Day 29: Modern Turkish History Tour in Ankara
Explore the capital of Turkey and learn some Turkish and Ottoman History!
Fun Fact: Ankara was not the capital of Turkey until 1923!
Learn about Turkey’s revered founder, Ataturk, and his reforms to make Turkey a modern-day secular state!
Day 30: Souvenir Shopping
Buy a Turkish rug, spices, or spend your last day finishing up your plans to travel to your next destination!
If you want, you could also spend your last day flying back to Istanbul, as most international flights leave from Istanbul!
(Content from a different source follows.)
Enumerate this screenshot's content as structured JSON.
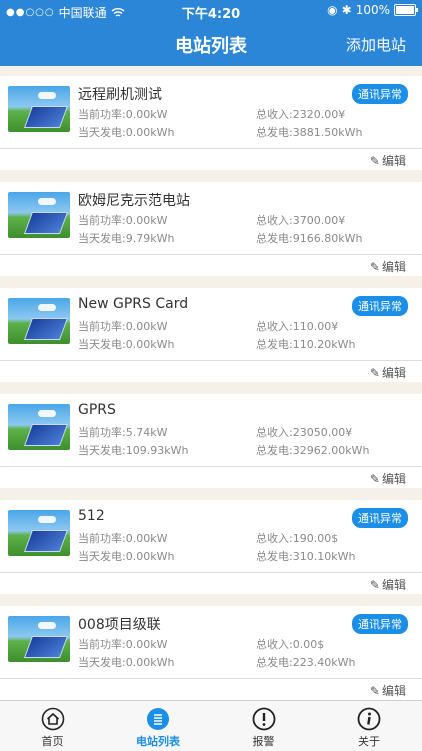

Day 31: Free Day
Spend Night in: Flexible
Find something that you want to do? Or did you fall in love with Antalya? I always plan a flex day in the event something goes wrong. However, I hope this didn’t happen to you! Let me know how the trip went on Twitter!
So, to recap, here is a short itinerary description
Istanbul – 5 Nights
Canakkale – 3 Nights
Selcuk – 2 Nights
Pammukale Town & Denizli – 2 Nights
Fethiye – 5 Nights
Kas – 2 Nights
Antalya – 3 Nights
Cappadocia – 5 Nights
Ankara – 3 Nights
Flex Day: 1 Night